_Task statement_
Write the records out again exactly, but without pictures.
━━ Information ━━
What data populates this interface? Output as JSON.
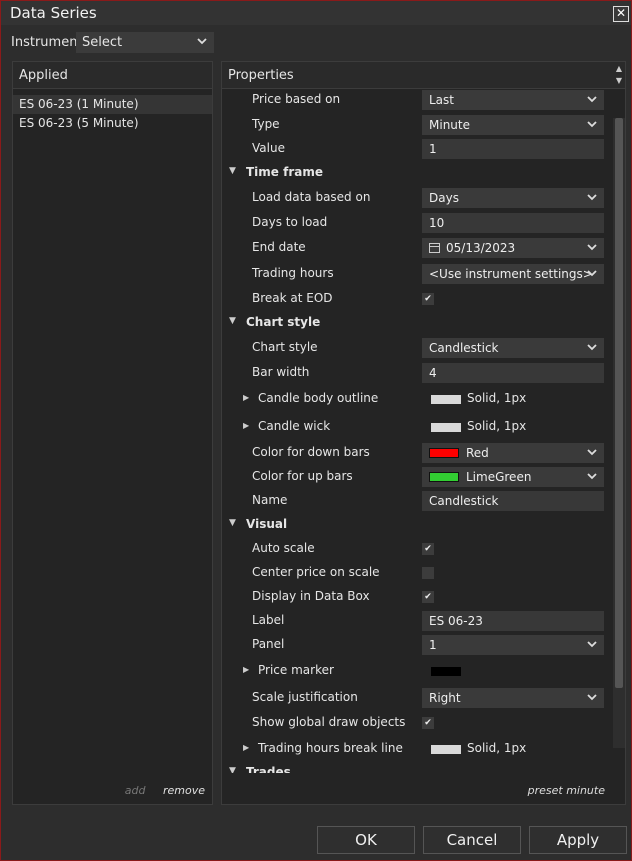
{
  "window": {
    "title": "Data Series",
    "close_glyph": "✕"
  },
  "instrument": {
    "label": "Instrument",
    "selected": "Select"
  },
  "applied": {
    "header": "Applied",
    "items": [
      "ES 06-23 (1 Minute)",
      "ES 06-23 (5 Minute)"
    ],
    "add_label": "add",
    "remove_label": "remove"
  },
  "properties": {
    "header": "Properties",
    "preset_label": "preset minute",
    "rows": [
      {
        "kind": "prop",
        "label": "Price based on",
        "value": "Last",
        "type": "dropdown"
      },
      {
        "kind": "prop",
        "label": "Type",
        "value": "Minute",
        "type": "dropdown"
      },
      {
        "kind": "prop",
        "label": "Value",
        "value": "1",
        "type": "text"
      },
      {
        "kind": "cat",
        "label": "Time frame"
      },
      {
        "kind": "prop",
        "label": "Load data based on",
        "value": "Days",
        "type": "dropdown"
      },
      {
        "kind": "prop",
        "label": "Days to load",
        "value": "10",
        "type": "text"
      },
      {
        "kind": "prop",
        "label": "End date",
        "value": "05/13/2023",
        "type": "date"
      },
      {
        "kind": "prop",
        "label": "Trading hours",
        "value": "<Use instrument settings>",
        "type": "dropdown"
      },
      {
        "kind": "prop",
        "label": "Break at EOD",
        "checked": true,
        "type": "check"
      },
      {
        "kind": "cat",
        "label": "Chart style"
      },
      {
        "kind": "prop",
        "label": "Chart style",
        "value": "Candlestick",
        "type": "dropdown"
      },
      {
        "kind": "prop",
        "label": "Bar width",
        "value": "4",
        "type": "text"
      },
      {
        "kind": "sub",
        "label": "Candle body outline",
        "value": "Solid, 1px",
        "swatch": "#d9d9d9",
        "type": "stroke"
      },
      {
        "kind": "sub",
        "label": "Candle wick",
        "value": "Solid, 1px",
        "swatch": "#d9d9d9",
        "type": "stroke"
      },
      {
        "kind": "prop",
        "label": "Color for down bars",
        "value": "Red",
        "swatch": "#ff0000",
        "type": "color"
      },
      {
        "kind": "prop",
        "label": "Color for up bars",
        "value": "LimeGreen",
        "swatch": "#32cd32",
        "type": "color"
      },
      {
        "kind": "prop",
        "label": "Name",
        "value": "Candlestick",
        "type": "text"
      },
      {
        "kind": "cat",
        "label": "Visual"
      },
      {
        "kind": "prop",
        "label": "Auto scale",
        "checked": true,
        "type": "check"
      },
      {
        "kind": "prop",
        "label": "Center price on scale",
        "checked": false,
        "type": "check"
      },
      {
        "kind": "prop",
        "label": "Display in Data Box",
        "checked": true,
        "type": "check"
      },
      {
        "kind": "prop",
        "label": "Label",
        "value": "ES 06-23",
        "type": "text"
      },
      {
        "kind": "prop",
        "label": "Panel",
        "value": "1",
        "type": "dropdown"
      },
      {
        "kind": "sub",
        "label": "Price marker",
        "swatch": "#000000",
        "type": "marker"
      },
      {
        "kind": "prop",
        "label": "Scale justification",
        "value": "Right",
        "type": "dropdown"
      },
      {
        "kind": "prop",
        "label": "Show global draw objects",
        "checked": true,
        "type": "check"
      },
      {
        "kind": "sub",
        "label": "Trading hours break line",
        "value": "Solid, 1px",
        "swatch": "#d9d9d9",
        "type": "stroke"
      },
      {
        "kind": "cat",
        "label": "Trades"
      }
    ]
  },
  "buttons": {
    "ok": "OK",
    "cancel": "Cancel",
    "apply": "Apply"
  },
  "colors": {
    "accent_border": "#8a1a1a",
    "background": "#2d2d2d",
    "panel": "#242424"
  }
}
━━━
_Final answer_
What data populates this interface? Output as JSON.
{
  "window": {
    "title": "Data Series",
    "close_glyph": "✕"
  },
  "instrument": {
    "label": "Instrument",
    "selected": "Select"
  },
  "applied": {
    "header": "Applied",
    "items": [
      "ES 06-23 (1 Minute)",
      "ES 06-23 (5 Minute)"
    ],
    "add_label": "add",
    "remove_label": "remove"
  },
  "properties": {
    "header": "Properties",
    "preset_label": "preset minute",
    "rows": [
      {
        "kind": "prop",
        "label": "Price based on",
        "value": "Last",
        "type": "dropdown"
      },
      {
        "kind": "prop",
        "label": "Type",
        "value": "Minute",
        "type": "dropdown"
      },
      {
        "kind": "prop",
        "label": "Value",
        "value": "1",
        "type": "text"
      },
      {
        "kind": "cat",
        "label": "Time frame"
      },
      {
        "kind": "prop",
        "label": "Load data based on",
        "value": "Days",
        "type": "dropdown"
      },
      {
        "kind": "prop",
        "label": "Days to load",
        "value": "10",
        "type": "text"
      },
      {
        "kind": "prop",
        "label": "End date",
        "value": "05/13/2023",
        "type": "date"
      },
      {
        "kind": "prop",
        "label": "Trading hours",
        "value": "<Use instrument settings>",
        "type": "dropdown"
      },
      {
        "kind": "prop",
        "label": "Break at EOD",
        "checked": true,
        "type": "check"
      },
      {
        "kind": "cat",
        "label": "Chart style"
      },
      {
        "kind": "prop",
        "label": "Chart style",
        "value": "Candlestick",
        "type": "dropdown"
      },
      {
        "kind": "prop",
        "label": "Bar width",
        "value": "4",
        "type": "text"
      },
      {
        "kind": "sub",
        "label": "Candle body outline",
        "value": "Solid, 1px",
        "swatch": "#d9d9d9",
        "type": "stroke"
      },
      {
        "kind": "sub",
        "label": "Candle wick",
        "value": "Solid, 1px",
        "swatch": "#d9d9d9",
        "type": "stroke"
      },
      {
        "kind": "prop",
        "label": "Color for down bars",
        "value": "Red",
        "swatch": "#ff0000",
        "type": "color"
      },
      {
        "kind": "prop",
        "label": "Color for up bars",
        "value": "LimeGreen",
        "swatch": "#32cd32",
        "type": "color"
      },
      {
        "kind": "prop",
        "label": "Name",
        "value": "Candlestick",
        "type": "text"
      },
      {
        "kind": "cat",
        "label": "Visual"
      },
      {
        "kind": "prop",
        "label": "Auto scale",
        "checked": true,
        "type": "check"
      },
      {
        "kind": "prop",
        "label": "Center price on scale",
        "checked": false,
        "type": "check"
      },
      {
        "kind": "prop",
        "label": "Display in Data Box",
        "checked": true,
        "type": "check"
      },
      {
        "kind": "prop",
        "label": "Label",
        "value": "ES 06-23",
        "type": "text"
      },
      {
        "kind": "prop",
        "label": "Panel",
        "value": "1",
        "type": "dropdown"
      },
      {
        "kind": "sub",
        "label": "Price marker",
        "swatch": "#000000",
        "type": "marker"
      },
      {
        "kind": "prop",
        "label": "Scale justification",
        "value": "Right",
        "type": "dropdown"
      },
      {
        "kind": "prop",
        "label": "Show global draw objects",
        "checked": true,
        "type": "check"
      },
      {
        "kind": "sub",
        "label": "Trading hours break line",
        "value": "Solid, 1px",
        "swatch": "#d9d9d9",
        "type": "stroke"
      },
      {
        "kind": "cat",
        "label": "Trades"
      }
    ]
  },
  "buttons": {
    "ok": "OK",
    "cancel": "Cancel",
    "apply": "Apply"
  },
  "colors": {
    "accent_border": "#8a1a1a",
    "background": "#2d2d2d",
    "panel": "#242424"
  }
}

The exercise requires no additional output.